Exercise requirements:
Each line of the records below that holds "encontrar" should be returned.

Entries from a dataset of interfaces
+===+
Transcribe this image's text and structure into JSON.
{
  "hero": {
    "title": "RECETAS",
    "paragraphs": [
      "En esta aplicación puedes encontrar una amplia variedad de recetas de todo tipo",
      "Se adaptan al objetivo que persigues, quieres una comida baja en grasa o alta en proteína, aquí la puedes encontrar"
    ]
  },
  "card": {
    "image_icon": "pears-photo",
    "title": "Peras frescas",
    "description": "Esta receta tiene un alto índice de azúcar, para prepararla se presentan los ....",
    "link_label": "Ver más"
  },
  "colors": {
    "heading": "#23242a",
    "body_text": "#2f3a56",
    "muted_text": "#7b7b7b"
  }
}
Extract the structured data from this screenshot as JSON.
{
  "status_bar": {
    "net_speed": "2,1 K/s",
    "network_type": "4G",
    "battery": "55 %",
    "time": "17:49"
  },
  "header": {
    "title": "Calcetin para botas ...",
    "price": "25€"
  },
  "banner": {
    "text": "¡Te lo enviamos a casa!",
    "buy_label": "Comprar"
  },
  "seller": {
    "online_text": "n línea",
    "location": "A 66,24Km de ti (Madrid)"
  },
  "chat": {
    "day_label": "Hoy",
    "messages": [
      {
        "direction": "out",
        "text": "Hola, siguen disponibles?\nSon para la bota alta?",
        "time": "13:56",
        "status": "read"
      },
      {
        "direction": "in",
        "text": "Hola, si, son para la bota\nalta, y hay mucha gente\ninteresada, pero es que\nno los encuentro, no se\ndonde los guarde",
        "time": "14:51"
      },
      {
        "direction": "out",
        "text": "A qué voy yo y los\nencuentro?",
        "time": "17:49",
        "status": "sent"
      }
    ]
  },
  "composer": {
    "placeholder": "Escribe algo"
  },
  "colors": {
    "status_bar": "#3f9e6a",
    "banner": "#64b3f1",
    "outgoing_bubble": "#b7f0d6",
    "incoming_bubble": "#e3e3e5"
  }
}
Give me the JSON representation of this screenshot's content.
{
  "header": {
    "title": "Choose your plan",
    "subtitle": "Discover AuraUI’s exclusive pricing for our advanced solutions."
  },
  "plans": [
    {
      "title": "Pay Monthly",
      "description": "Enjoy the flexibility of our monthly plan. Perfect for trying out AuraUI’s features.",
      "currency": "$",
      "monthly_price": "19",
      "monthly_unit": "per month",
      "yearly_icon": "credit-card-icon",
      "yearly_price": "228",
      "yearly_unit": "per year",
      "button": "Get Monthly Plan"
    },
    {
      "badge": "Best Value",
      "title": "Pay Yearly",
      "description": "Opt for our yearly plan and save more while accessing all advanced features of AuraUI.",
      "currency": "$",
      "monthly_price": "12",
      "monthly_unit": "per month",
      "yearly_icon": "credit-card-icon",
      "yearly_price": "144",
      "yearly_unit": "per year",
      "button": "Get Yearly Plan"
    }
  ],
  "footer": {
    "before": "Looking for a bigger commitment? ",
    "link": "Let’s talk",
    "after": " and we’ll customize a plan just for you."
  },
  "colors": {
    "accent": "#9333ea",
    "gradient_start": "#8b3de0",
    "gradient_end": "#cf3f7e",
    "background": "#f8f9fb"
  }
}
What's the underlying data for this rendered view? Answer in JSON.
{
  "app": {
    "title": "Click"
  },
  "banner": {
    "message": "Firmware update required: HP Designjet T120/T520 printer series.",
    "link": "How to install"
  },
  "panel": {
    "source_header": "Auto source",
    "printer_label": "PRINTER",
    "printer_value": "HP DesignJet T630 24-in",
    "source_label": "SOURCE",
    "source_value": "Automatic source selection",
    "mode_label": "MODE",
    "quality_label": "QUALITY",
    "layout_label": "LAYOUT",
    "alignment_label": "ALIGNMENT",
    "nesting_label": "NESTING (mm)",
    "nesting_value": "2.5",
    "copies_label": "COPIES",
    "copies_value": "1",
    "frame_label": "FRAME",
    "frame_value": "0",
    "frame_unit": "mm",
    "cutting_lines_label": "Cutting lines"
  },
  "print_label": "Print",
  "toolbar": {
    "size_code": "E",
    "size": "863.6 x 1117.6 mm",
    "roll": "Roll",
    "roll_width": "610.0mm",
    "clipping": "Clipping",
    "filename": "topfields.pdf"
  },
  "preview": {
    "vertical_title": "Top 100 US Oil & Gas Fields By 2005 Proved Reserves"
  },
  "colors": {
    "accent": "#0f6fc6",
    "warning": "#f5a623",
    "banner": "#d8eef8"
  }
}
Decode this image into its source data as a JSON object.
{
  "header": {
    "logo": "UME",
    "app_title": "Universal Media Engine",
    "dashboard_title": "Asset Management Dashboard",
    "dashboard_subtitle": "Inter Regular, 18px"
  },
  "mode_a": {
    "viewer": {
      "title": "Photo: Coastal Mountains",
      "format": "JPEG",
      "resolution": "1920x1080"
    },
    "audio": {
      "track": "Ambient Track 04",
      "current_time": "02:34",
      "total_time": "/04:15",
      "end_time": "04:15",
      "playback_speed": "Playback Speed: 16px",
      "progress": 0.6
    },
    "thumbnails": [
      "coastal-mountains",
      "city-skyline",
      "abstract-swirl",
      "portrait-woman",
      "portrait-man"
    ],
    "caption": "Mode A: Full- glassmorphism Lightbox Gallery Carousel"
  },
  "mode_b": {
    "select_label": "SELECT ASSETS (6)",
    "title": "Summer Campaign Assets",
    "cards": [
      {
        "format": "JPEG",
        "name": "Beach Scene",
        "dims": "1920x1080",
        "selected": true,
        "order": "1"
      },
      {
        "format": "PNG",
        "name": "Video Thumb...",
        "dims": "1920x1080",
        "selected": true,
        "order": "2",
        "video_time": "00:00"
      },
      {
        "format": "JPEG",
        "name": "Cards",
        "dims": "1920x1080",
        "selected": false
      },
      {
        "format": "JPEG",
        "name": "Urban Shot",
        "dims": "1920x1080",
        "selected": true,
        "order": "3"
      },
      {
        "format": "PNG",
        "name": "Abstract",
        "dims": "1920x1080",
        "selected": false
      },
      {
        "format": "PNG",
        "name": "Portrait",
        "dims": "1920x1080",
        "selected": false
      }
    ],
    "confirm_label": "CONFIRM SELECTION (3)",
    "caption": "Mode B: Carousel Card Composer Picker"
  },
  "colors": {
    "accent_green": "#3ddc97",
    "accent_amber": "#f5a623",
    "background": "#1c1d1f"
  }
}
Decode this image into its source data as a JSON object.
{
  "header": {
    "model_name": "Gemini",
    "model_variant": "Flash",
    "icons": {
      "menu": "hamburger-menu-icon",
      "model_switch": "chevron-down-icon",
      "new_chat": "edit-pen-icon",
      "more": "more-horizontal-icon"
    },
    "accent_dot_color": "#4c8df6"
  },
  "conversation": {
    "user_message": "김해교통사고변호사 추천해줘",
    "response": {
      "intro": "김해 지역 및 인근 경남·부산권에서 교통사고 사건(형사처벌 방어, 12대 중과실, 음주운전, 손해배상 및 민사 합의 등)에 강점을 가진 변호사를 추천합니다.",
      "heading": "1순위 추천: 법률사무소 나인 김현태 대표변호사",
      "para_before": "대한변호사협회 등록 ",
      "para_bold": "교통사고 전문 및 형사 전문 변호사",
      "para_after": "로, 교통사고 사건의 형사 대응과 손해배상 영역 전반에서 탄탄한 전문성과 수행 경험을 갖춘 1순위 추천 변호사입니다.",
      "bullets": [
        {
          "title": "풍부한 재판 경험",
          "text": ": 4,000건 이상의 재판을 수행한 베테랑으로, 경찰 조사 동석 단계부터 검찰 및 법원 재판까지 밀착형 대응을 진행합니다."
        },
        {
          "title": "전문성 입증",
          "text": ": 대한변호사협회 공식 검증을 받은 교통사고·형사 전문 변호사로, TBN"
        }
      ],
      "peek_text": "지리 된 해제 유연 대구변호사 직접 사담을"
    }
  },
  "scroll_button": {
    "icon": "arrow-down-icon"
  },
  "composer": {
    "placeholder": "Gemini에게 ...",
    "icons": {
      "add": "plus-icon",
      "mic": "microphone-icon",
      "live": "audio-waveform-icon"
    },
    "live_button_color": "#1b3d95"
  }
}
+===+
Solution to this exercise:
      "En esta aplicación puedes encontrar una amplia variedad de recetas de todo tipo",
      "Se adaptan al objetivo que persigues, quieres una comida baja en grasa o alta en proteína, aquí la puedes encontrar"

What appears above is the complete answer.